→ MATERIAL TO PROCESS:
####

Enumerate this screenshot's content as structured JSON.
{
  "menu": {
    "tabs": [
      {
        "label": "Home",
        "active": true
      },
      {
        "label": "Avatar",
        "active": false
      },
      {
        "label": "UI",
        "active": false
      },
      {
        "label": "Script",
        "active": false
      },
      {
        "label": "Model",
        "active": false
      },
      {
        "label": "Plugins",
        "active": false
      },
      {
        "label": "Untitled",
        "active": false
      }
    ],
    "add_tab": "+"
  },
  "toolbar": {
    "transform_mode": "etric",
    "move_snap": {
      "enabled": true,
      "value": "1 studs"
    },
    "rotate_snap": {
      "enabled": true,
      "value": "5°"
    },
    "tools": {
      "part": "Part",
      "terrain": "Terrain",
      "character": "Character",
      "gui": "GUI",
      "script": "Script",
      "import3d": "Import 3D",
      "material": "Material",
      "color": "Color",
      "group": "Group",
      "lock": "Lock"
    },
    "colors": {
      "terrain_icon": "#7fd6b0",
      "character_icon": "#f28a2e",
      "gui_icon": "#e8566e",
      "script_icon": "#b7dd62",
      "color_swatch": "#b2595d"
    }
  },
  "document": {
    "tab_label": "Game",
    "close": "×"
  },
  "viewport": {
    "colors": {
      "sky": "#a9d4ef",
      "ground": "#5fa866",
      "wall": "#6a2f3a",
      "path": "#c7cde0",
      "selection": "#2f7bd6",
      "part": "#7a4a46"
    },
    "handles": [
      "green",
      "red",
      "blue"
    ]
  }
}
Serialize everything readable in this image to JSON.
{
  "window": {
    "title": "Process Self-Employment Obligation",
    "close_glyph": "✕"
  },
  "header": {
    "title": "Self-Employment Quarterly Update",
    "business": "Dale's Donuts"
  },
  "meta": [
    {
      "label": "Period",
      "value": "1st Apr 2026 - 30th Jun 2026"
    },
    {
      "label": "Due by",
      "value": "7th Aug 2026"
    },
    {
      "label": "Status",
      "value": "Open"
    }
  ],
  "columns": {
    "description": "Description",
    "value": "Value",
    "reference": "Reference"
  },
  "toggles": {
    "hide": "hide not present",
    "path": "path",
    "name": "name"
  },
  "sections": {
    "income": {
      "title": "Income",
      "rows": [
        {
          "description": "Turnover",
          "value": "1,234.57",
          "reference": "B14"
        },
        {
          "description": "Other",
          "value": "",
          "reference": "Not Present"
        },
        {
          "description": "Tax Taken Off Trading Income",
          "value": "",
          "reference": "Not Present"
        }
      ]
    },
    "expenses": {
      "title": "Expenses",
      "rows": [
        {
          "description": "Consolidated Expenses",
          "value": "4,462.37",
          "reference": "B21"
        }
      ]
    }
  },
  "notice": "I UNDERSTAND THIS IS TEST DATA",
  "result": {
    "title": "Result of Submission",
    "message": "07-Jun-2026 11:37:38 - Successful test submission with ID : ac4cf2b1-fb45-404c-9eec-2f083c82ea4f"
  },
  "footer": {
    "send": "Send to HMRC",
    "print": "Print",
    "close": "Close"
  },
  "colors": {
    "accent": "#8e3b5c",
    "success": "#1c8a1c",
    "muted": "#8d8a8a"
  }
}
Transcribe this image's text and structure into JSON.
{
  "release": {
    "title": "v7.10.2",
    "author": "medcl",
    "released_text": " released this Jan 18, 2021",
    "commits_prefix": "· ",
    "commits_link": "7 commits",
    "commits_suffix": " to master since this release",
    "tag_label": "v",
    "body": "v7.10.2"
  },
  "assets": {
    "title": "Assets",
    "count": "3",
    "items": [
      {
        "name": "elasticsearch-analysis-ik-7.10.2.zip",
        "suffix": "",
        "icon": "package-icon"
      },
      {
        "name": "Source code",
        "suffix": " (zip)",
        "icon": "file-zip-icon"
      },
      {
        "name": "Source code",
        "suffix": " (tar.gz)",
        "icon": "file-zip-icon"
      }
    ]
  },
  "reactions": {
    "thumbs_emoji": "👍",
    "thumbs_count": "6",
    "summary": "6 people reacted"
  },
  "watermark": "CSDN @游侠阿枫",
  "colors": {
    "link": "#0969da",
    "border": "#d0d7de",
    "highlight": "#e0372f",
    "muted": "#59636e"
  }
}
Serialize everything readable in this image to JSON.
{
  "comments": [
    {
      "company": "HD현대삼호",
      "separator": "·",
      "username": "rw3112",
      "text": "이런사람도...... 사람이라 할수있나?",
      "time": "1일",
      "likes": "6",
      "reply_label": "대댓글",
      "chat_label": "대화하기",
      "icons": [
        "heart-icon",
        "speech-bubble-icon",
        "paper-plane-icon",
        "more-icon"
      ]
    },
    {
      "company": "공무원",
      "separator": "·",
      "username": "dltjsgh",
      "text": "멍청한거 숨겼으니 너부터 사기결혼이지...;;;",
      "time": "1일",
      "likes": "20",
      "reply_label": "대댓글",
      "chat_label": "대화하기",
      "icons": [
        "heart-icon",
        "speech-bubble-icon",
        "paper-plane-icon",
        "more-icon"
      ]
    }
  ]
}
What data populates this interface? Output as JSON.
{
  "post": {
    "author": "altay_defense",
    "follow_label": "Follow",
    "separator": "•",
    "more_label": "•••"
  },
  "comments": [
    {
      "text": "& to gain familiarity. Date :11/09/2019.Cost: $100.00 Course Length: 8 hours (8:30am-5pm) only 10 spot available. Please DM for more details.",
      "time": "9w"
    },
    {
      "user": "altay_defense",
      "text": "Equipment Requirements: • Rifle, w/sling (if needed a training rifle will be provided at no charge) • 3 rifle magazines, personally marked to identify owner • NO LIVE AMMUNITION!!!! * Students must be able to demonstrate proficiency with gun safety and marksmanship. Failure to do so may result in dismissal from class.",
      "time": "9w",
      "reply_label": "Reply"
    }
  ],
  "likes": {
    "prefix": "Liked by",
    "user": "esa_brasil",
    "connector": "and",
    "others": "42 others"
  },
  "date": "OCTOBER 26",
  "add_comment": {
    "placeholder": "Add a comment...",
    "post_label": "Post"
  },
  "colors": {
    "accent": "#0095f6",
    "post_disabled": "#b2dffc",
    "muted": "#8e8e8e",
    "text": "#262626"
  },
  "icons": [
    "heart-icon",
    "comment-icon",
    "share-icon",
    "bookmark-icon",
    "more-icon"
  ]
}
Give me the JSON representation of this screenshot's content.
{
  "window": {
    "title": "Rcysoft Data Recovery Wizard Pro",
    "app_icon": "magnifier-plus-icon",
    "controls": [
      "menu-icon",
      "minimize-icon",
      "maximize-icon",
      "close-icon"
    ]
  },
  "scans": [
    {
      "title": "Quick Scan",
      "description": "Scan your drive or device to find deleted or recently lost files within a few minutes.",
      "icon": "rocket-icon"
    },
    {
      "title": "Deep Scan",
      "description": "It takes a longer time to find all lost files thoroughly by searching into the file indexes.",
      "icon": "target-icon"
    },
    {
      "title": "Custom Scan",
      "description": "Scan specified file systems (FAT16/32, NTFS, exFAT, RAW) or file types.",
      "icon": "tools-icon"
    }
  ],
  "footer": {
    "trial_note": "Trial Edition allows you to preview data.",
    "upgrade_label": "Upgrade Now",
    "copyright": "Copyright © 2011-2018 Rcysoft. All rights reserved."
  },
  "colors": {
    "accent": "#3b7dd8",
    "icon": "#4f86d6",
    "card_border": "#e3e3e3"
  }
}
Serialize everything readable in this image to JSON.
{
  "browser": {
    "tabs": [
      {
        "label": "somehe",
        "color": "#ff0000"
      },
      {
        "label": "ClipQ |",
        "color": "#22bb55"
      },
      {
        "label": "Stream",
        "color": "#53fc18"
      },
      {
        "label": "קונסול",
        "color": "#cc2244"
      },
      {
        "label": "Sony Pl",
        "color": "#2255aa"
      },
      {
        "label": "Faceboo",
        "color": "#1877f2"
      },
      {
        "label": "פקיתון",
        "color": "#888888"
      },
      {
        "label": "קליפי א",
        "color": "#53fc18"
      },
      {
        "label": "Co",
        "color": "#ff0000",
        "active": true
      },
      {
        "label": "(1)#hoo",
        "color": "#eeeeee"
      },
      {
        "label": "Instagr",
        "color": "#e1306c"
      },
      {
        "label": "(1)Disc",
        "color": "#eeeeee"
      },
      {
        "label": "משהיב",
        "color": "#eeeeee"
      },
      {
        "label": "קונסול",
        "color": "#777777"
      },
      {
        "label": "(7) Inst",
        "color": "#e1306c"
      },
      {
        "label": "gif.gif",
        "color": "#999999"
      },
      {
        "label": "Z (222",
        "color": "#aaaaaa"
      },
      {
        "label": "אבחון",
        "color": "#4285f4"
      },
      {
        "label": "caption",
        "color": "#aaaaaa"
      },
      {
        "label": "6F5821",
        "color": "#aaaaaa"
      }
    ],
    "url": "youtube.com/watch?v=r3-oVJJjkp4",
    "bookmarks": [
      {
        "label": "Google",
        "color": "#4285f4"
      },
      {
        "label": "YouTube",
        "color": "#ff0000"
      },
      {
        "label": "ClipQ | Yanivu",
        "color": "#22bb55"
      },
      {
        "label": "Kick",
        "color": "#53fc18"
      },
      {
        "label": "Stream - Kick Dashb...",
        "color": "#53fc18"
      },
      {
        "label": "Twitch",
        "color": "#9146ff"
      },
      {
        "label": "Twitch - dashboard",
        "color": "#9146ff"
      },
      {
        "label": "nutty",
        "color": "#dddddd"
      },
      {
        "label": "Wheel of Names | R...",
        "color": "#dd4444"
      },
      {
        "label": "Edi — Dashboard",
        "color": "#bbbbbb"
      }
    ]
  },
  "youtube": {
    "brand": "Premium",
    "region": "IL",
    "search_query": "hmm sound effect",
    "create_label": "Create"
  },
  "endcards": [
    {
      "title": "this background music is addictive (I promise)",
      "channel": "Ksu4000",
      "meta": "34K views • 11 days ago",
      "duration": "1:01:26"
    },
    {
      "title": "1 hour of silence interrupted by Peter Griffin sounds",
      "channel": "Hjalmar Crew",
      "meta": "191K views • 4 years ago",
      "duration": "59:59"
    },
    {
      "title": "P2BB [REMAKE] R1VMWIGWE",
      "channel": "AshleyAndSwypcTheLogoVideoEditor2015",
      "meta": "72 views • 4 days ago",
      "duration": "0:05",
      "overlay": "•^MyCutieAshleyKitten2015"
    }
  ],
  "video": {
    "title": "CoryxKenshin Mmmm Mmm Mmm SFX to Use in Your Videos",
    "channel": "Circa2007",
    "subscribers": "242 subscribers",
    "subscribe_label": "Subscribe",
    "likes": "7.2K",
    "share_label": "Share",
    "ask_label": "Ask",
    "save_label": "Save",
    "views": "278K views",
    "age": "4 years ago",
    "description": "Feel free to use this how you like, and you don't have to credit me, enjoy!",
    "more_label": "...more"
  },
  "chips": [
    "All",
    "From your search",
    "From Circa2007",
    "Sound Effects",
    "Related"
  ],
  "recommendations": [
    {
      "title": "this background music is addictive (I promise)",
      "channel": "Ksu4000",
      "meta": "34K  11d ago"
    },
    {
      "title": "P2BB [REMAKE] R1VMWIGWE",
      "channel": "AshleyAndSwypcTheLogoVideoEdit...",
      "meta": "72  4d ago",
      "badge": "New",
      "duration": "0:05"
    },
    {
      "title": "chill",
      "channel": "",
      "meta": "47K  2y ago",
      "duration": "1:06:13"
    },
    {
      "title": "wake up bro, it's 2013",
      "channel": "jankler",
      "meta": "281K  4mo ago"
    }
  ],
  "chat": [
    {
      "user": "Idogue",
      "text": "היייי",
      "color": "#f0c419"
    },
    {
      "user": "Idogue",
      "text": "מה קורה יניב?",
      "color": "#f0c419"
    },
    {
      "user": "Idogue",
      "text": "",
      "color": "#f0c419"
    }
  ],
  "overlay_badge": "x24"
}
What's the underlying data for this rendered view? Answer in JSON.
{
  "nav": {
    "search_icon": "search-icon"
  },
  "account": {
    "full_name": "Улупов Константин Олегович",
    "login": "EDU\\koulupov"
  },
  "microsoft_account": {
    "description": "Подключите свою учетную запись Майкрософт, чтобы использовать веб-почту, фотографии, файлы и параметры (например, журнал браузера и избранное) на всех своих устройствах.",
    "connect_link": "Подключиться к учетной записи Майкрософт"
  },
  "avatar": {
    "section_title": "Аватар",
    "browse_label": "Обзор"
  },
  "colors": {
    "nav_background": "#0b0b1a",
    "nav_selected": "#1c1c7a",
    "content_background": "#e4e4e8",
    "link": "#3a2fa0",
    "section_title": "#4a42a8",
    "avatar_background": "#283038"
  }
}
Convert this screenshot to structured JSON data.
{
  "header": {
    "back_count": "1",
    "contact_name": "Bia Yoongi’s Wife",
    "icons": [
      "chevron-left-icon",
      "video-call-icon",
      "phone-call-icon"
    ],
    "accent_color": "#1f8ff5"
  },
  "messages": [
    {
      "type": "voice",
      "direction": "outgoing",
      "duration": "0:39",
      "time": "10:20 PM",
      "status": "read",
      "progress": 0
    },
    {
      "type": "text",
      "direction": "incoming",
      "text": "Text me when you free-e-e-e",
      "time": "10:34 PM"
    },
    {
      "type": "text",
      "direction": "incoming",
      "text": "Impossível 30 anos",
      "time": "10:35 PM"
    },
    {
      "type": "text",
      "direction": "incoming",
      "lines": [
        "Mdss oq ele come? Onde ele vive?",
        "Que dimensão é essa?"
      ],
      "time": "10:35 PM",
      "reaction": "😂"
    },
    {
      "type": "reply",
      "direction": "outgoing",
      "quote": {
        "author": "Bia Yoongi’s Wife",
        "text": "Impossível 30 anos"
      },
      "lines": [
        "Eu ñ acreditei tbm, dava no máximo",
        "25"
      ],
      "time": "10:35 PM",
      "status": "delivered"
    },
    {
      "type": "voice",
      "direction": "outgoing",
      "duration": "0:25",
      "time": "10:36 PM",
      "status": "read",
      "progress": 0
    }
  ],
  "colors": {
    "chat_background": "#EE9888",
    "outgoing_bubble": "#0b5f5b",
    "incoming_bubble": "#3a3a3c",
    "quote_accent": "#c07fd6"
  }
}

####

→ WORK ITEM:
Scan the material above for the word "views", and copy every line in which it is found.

→ SOLUTION TO THE PROBLEM:
      "meta": "34K views • 11 days ago",
      "meta": "191K views • 4 years ago",
      "meta": "72 views • 4 days ago",
    "views": "278K views",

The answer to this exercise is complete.